___ SOURCE MATERIAL ___

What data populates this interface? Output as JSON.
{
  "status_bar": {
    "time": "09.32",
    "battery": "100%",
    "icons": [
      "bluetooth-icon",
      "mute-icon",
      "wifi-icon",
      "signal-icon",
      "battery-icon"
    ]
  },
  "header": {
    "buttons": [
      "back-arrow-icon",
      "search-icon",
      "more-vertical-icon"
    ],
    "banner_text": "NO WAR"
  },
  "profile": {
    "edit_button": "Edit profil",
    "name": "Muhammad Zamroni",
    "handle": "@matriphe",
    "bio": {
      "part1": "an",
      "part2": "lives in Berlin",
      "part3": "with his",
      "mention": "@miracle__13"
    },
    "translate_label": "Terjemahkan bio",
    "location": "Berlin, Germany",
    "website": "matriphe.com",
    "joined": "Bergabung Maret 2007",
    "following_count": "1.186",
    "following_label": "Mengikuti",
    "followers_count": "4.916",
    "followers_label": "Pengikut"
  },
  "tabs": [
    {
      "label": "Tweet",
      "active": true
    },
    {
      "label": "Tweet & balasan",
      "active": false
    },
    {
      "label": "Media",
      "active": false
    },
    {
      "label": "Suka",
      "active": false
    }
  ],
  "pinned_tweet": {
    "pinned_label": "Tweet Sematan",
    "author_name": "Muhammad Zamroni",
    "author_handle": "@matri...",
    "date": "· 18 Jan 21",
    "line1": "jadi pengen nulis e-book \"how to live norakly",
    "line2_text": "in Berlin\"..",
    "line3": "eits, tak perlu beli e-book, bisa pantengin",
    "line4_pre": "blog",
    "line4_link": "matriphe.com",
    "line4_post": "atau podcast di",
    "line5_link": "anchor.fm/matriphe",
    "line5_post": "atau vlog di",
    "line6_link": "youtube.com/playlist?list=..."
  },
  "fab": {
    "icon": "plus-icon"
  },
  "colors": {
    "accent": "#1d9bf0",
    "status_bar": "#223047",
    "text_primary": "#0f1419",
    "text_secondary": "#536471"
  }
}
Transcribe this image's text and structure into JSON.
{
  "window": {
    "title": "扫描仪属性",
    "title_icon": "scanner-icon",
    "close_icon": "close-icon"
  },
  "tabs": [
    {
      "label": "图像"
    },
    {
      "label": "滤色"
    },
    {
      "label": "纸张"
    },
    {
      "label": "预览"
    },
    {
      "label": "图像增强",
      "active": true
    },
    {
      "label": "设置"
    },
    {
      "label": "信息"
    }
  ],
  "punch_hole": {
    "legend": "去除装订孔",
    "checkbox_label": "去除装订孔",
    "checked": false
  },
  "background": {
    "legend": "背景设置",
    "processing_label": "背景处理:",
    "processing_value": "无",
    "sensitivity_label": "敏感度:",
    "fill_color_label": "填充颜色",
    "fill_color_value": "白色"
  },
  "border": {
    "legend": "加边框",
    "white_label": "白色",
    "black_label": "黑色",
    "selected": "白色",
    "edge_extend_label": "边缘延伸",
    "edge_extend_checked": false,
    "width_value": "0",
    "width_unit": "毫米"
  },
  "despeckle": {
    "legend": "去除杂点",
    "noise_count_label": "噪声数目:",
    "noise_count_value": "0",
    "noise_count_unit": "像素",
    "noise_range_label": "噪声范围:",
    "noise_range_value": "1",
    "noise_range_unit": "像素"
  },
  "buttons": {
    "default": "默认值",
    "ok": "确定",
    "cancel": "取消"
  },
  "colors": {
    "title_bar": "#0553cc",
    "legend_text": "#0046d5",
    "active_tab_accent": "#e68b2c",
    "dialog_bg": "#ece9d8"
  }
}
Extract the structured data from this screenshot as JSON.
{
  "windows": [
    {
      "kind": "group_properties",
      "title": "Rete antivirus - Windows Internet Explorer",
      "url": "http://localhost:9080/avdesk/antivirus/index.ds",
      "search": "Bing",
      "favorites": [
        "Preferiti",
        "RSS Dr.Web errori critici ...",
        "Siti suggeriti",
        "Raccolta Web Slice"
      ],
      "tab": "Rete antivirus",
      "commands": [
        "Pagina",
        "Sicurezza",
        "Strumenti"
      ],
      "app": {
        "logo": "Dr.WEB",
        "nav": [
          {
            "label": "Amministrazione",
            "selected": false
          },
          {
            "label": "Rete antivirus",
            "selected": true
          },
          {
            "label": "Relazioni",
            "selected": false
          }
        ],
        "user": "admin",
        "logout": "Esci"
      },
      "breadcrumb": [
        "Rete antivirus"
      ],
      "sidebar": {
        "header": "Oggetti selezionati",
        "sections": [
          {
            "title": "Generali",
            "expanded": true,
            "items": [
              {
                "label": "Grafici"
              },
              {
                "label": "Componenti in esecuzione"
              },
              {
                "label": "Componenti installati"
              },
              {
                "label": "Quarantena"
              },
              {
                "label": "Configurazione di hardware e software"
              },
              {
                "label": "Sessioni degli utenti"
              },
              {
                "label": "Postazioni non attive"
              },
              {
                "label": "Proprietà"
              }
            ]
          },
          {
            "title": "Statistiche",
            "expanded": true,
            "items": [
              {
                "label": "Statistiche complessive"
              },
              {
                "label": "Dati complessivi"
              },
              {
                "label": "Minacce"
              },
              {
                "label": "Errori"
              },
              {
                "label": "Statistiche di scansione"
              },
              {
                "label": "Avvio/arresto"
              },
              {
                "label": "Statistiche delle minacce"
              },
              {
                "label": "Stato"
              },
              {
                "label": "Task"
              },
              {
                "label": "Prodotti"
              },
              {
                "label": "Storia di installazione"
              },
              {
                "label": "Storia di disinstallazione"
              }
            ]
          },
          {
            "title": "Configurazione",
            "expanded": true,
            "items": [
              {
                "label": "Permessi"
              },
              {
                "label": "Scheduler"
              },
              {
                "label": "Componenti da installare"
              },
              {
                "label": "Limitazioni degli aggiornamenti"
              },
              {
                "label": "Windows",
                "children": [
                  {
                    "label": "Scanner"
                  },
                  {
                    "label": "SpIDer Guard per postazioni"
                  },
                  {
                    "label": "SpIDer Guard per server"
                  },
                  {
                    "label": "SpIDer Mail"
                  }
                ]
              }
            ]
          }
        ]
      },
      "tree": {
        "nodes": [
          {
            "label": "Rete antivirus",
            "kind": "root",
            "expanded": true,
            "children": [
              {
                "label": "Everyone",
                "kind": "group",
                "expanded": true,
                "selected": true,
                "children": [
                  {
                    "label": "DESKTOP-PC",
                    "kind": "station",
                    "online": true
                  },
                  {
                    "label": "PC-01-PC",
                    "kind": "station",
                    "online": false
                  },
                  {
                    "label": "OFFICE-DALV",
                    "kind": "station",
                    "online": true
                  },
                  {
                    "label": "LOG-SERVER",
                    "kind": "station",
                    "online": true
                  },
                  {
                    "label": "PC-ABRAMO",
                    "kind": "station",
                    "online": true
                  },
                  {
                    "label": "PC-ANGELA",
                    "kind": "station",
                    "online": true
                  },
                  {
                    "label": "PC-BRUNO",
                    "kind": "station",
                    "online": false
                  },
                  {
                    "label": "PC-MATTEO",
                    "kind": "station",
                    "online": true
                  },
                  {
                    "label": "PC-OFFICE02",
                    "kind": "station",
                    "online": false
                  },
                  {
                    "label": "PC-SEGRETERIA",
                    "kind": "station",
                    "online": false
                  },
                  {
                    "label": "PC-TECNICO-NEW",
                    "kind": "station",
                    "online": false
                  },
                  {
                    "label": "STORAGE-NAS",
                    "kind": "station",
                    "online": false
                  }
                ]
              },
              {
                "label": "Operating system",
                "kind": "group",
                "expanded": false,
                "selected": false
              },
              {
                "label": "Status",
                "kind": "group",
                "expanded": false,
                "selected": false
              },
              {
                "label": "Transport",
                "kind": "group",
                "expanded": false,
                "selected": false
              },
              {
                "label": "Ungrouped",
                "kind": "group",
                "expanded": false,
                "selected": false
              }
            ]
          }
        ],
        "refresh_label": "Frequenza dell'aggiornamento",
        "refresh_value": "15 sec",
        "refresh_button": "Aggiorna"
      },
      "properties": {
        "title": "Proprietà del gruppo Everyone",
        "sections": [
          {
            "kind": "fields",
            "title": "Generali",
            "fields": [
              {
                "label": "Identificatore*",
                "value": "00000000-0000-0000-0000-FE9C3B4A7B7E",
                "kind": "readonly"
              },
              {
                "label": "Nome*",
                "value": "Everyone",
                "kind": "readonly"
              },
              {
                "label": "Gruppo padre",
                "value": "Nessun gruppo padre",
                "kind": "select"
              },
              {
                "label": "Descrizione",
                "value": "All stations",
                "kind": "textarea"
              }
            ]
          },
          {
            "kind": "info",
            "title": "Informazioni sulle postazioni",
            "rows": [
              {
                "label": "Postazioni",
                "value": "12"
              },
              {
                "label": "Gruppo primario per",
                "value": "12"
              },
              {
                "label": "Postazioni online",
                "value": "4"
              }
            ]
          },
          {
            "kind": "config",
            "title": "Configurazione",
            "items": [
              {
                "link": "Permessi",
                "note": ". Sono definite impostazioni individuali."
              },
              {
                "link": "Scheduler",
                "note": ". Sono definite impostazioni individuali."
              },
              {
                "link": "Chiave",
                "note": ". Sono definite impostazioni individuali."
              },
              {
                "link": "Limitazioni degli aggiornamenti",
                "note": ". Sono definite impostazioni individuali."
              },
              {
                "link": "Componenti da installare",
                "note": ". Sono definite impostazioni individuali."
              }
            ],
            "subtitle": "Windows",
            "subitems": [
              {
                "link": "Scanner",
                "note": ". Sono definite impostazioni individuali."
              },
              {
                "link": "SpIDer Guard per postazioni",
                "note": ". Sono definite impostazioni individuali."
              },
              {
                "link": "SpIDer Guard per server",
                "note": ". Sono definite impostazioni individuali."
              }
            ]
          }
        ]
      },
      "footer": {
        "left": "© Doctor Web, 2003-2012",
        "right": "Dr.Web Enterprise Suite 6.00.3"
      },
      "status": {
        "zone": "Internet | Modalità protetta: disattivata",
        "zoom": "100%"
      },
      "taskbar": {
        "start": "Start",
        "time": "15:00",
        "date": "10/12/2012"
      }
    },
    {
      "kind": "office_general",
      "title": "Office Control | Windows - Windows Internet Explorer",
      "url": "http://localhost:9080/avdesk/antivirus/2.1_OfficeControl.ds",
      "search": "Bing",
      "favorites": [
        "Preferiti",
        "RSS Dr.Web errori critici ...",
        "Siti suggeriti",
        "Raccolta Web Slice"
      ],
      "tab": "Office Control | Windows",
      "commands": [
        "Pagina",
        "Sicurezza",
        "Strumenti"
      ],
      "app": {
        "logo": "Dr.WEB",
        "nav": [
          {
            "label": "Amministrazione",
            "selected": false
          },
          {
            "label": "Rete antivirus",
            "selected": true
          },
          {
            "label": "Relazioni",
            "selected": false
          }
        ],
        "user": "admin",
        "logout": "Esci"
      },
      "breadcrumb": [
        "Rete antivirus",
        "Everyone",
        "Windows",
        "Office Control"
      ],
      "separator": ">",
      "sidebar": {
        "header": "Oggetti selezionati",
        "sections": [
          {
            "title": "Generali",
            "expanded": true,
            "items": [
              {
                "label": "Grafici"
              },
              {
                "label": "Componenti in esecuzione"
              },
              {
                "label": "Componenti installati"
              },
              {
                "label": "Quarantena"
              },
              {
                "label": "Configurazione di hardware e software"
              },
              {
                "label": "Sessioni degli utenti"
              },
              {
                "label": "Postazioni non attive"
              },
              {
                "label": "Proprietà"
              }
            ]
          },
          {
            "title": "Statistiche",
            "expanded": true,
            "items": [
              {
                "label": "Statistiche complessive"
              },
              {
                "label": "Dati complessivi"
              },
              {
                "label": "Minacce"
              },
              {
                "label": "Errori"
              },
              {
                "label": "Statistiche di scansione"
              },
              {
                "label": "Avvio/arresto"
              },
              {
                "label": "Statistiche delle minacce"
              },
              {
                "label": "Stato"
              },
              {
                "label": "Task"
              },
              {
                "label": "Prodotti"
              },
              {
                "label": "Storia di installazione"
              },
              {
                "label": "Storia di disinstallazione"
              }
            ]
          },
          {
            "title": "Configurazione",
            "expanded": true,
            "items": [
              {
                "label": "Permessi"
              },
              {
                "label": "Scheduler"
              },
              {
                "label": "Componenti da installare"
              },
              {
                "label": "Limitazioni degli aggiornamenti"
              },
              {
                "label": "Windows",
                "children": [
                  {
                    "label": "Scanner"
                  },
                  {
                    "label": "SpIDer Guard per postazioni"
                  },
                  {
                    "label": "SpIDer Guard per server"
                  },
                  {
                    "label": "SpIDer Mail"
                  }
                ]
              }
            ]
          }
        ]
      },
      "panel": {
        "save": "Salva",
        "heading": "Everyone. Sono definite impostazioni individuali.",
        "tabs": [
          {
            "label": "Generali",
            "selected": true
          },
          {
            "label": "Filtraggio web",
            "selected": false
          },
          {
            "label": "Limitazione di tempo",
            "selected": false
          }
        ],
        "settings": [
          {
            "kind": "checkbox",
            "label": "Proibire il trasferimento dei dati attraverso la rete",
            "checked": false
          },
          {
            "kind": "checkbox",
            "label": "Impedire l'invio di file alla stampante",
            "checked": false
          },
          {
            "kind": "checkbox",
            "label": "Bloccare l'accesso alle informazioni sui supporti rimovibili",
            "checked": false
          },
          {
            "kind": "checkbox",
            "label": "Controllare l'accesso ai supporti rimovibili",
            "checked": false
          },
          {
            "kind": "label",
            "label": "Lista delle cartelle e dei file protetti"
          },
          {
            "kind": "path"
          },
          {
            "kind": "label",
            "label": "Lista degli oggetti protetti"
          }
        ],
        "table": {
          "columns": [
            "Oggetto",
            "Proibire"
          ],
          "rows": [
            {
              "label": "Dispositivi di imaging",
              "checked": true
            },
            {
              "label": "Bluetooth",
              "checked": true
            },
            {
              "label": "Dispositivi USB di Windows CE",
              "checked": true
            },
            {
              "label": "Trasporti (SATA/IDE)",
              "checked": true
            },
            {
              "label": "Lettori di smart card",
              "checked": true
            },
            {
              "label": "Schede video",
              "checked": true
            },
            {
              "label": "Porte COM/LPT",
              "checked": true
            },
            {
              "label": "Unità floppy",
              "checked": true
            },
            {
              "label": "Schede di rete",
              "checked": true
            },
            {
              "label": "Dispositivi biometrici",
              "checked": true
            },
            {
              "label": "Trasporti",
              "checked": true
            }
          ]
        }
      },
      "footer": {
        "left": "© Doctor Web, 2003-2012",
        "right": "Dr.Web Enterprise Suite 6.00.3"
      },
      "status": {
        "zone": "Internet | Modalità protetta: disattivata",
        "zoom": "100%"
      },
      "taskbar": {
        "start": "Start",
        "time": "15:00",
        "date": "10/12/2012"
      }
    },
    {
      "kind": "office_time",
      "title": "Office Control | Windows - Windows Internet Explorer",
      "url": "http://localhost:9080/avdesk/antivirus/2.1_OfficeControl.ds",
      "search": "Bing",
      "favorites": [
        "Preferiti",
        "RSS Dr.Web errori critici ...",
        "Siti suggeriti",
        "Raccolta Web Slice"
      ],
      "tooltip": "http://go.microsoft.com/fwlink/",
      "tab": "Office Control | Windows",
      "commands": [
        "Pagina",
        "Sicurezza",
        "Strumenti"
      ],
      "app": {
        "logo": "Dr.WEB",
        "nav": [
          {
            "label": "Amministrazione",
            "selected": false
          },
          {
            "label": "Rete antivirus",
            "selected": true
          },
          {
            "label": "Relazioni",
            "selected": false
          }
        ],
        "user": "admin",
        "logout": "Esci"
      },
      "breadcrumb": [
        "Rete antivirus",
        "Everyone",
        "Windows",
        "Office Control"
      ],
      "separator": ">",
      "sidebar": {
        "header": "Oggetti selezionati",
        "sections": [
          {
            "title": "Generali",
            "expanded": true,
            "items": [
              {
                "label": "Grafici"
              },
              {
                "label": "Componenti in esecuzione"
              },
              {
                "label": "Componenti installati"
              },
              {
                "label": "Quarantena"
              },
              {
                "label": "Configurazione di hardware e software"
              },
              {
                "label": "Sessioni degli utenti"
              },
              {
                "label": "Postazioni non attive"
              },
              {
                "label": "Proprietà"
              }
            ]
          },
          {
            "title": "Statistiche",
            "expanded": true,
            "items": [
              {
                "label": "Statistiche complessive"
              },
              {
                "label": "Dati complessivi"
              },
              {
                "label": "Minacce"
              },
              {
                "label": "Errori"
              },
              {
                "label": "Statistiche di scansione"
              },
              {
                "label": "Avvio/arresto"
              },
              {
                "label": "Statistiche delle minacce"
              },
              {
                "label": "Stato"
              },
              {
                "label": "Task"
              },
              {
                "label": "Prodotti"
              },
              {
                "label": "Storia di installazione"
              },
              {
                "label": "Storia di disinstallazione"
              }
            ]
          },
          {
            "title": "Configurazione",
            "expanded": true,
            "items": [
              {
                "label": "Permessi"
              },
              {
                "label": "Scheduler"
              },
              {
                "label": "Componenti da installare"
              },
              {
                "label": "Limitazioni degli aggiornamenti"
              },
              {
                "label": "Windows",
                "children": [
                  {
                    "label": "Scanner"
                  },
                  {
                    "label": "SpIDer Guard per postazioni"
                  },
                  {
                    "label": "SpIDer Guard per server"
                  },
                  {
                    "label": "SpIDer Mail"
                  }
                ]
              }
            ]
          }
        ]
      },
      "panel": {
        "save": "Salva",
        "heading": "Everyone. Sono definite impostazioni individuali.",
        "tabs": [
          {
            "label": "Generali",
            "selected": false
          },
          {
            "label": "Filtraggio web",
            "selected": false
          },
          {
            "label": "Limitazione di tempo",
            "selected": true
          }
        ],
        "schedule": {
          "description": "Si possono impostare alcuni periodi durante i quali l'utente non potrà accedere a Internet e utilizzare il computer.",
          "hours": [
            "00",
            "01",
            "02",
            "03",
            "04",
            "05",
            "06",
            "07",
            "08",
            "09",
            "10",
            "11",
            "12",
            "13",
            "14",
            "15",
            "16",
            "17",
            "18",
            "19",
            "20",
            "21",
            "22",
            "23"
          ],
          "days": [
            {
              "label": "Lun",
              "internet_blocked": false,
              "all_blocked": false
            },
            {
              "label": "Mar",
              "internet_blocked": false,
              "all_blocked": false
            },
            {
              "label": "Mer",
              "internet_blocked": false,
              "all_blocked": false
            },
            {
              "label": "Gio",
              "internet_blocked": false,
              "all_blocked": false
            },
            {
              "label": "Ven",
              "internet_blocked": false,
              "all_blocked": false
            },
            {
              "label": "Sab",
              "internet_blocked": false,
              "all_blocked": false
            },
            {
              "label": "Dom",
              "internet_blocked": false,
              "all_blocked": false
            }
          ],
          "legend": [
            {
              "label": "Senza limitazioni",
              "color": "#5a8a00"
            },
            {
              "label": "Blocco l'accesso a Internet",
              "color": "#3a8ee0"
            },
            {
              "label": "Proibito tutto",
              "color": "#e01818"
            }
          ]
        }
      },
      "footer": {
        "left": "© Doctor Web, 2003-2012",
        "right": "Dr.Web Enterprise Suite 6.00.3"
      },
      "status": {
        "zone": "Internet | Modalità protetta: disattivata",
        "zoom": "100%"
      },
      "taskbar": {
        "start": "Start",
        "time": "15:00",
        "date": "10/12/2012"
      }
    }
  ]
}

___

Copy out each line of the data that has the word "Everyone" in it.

                "label": "Everyone",
        "title": "Proprietà del gruppo Everyone",
                "value": "Everyone",
        "Everyone",
        "heading": "Everyone. Sono definite impostazioni individuali.",
        "Everyone",
        "heading": "Everyone. Sono definite impostazioni individuali.",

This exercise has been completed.